Like Father by Robert S. King
My son has my eyes, but not yet my vision.
He denies I can see through him,
tells me how blind I am,
how hard to breathe it is
when I’ve sucked all air from the room.
Men offer tough love, but don’t say that word,
just its euphemism of “what’s best for you.”
It’s the kind of love that makes money
of the world, testosterone of tenderness.
I have already spent my future,
spent everyone in it.
My eyes burn with clarity.
You can see it in his eyes,
how there’s no time like the present.
He chooses a wife as costly as himself,
a southern bell to give him hell,
like him, one who wants it now,
he says one who nags for now.
Soon his apologies are the only currency for sex.
Soon he feels money would be cheaper.
He slips out with a pocketful of anger,
swivels the barstool toward a closer, fruitier perfume.
Tonight Peaches is her given name, a fog of fragrance and gin,
dolled up in shiny, fuzzy hair and rouge over the bruise.
Peaches can’t forgive either her father or her ex
(twins she calls them)
but warms to his staggering new cologne of Old Spice and rum,
this one of such tightly focused eyes.
She just wants a free drink and a lover with a long future.
And so the future goes.

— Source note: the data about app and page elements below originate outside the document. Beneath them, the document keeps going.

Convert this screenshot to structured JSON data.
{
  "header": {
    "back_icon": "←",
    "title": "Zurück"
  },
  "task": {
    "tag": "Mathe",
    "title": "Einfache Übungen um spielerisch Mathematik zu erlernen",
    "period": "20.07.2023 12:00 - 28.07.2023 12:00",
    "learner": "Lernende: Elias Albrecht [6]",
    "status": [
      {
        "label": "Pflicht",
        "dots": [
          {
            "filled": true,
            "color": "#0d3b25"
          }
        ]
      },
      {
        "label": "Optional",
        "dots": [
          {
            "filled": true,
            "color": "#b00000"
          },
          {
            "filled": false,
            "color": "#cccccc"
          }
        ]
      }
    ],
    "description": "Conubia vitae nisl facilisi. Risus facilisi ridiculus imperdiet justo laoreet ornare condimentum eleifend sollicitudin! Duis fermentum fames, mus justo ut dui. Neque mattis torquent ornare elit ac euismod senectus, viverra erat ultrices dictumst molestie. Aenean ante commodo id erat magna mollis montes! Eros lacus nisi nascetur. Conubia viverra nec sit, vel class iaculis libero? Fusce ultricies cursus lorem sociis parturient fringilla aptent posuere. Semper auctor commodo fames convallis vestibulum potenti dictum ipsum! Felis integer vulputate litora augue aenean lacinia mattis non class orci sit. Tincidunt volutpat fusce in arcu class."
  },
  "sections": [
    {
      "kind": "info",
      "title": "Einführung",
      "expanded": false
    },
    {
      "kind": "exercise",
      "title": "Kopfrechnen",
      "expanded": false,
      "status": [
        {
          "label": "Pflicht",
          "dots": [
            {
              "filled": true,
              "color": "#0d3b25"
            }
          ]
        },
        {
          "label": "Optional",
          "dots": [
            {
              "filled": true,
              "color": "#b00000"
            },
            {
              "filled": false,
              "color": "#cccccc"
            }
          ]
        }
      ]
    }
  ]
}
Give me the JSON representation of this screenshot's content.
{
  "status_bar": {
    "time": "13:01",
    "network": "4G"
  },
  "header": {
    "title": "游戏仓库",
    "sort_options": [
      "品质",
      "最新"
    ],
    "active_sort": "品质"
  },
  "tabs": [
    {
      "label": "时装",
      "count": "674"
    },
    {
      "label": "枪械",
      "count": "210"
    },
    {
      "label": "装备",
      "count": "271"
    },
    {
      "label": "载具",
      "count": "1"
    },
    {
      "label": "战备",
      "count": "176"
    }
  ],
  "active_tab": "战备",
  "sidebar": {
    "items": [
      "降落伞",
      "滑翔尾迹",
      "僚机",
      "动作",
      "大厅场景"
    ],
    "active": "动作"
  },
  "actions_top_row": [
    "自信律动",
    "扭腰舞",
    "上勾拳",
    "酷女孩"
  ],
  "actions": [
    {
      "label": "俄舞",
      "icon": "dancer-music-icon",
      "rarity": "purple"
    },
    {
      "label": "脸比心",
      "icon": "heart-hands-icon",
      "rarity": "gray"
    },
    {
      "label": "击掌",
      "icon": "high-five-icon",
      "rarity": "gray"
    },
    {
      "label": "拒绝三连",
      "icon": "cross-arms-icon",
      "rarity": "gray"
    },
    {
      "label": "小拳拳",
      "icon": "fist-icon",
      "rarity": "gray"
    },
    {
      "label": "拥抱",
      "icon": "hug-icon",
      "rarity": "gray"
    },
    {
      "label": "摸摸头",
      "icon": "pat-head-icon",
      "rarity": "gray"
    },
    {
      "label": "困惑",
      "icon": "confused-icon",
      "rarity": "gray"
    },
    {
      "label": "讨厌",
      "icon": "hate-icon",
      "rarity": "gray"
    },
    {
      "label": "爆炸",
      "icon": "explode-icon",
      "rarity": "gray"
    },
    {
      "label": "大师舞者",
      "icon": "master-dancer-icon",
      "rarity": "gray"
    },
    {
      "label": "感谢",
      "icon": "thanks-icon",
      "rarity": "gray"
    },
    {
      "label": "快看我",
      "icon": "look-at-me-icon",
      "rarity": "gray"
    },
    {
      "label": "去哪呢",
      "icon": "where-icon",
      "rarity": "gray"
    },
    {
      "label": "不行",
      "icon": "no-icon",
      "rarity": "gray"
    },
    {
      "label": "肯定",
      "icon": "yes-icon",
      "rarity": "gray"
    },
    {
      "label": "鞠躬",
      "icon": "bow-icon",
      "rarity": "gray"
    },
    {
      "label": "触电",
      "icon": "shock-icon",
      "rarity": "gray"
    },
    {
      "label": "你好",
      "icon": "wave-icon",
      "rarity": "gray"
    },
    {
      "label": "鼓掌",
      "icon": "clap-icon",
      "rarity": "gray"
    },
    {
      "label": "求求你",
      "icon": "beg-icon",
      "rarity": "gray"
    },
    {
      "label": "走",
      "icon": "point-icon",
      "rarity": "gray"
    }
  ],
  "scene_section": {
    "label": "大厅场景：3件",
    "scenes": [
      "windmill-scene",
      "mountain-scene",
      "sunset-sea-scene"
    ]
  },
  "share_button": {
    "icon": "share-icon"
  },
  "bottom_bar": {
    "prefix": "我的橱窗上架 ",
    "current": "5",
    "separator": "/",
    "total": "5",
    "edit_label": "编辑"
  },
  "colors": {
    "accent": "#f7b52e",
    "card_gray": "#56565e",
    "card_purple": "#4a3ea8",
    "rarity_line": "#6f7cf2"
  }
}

He drinks more and goes home less.
He talks less and stalks more.
He chases every face that shines,
except the mirror.